Find every line in the data that contains the word "mention". Return each of those lines.

[Available data Boundary: Start]

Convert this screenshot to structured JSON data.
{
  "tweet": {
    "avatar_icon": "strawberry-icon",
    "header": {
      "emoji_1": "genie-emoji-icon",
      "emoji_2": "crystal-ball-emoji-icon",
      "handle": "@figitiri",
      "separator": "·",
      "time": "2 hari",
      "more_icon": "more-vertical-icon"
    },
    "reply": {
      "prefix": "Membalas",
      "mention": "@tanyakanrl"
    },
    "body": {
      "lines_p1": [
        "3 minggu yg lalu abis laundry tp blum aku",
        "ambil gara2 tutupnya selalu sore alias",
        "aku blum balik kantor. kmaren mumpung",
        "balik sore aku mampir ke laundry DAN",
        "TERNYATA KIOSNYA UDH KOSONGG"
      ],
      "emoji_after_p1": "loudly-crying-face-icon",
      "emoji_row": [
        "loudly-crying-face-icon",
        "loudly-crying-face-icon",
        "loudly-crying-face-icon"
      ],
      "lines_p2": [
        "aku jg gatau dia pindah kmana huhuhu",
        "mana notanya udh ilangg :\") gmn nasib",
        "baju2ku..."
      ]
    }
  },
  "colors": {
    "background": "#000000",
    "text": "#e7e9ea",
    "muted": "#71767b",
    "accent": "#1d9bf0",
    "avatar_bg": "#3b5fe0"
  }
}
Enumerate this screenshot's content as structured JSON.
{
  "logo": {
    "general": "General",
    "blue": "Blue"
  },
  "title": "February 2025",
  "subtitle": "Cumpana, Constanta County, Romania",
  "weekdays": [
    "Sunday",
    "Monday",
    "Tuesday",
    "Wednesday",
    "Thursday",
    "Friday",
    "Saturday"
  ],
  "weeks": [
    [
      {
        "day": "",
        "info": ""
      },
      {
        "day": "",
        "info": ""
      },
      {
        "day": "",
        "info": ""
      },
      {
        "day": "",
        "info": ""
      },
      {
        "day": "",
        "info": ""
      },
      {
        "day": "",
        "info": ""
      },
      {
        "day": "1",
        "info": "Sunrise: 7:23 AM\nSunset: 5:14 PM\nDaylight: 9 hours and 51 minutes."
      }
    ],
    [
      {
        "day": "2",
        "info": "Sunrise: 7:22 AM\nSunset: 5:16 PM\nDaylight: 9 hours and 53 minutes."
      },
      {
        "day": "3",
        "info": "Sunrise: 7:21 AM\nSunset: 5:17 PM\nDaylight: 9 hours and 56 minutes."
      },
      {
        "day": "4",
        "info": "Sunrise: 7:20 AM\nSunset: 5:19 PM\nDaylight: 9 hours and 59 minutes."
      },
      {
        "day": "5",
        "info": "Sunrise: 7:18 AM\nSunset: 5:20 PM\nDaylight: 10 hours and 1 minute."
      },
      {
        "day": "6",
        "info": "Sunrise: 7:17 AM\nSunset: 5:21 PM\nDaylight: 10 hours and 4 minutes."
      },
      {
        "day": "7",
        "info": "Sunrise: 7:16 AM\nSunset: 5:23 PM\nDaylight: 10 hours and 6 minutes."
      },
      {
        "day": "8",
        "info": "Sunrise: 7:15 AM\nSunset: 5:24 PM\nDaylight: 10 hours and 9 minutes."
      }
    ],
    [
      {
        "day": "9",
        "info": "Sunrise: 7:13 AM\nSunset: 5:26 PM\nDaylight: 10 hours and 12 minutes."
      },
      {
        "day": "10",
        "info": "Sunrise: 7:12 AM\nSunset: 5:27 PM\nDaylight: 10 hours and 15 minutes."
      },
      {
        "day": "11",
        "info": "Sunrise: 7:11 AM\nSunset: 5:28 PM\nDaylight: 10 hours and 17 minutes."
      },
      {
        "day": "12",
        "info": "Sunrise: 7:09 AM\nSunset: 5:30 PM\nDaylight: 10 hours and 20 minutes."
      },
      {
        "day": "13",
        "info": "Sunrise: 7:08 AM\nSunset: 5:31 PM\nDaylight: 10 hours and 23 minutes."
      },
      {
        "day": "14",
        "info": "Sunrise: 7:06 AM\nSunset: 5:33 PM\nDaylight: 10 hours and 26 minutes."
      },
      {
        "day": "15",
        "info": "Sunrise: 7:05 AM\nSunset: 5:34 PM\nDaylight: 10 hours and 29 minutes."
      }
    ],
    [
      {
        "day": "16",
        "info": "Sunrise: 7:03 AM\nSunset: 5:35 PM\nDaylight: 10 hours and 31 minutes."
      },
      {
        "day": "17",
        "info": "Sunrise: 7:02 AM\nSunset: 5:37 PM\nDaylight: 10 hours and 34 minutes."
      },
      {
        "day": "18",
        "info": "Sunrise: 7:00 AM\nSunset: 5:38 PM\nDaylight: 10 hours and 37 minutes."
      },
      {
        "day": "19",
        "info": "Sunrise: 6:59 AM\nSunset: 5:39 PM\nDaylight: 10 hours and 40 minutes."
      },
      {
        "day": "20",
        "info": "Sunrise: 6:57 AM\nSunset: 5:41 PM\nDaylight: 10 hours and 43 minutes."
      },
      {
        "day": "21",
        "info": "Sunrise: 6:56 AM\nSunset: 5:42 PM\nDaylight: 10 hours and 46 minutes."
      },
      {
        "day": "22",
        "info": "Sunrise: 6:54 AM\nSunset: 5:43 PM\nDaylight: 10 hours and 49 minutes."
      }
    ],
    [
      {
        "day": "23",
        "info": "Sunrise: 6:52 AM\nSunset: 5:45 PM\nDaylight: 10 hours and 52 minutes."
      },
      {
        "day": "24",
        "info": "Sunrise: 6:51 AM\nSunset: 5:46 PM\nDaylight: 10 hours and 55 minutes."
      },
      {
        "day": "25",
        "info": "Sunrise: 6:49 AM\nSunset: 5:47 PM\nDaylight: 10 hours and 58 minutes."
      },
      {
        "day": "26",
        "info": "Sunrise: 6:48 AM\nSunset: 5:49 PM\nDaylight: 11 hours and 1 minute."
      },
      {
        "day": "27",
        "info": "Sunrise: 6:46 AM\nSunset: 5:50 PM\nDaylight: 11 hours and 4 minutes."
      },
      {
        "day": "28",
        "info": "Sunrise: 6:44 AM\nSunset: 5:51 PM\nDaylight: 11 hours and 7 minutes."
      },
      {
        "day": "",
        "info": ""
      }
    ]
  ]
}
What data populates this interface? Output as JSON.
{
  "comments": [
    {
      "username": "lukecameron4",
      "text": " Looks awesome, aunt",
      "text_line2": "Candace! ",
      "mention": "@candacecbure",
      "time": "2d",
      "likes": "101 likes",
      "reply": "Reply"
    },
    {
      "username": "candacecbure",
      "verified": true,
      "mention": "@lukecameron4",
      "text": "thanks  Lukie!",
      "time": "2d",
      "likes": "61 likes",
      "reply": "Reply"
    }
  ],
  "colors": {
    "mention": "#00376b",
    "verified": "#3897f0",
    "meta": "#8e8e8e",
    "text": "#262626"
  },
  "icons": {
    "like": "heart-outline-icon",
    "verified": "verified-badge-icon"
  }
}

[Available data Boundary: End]

> [Solved exercise]
      "mention": "@tanyakanrl"
      "mention": "@candacecbure",
      "mention": "@lukecameron4",
    "mention": "#00376b",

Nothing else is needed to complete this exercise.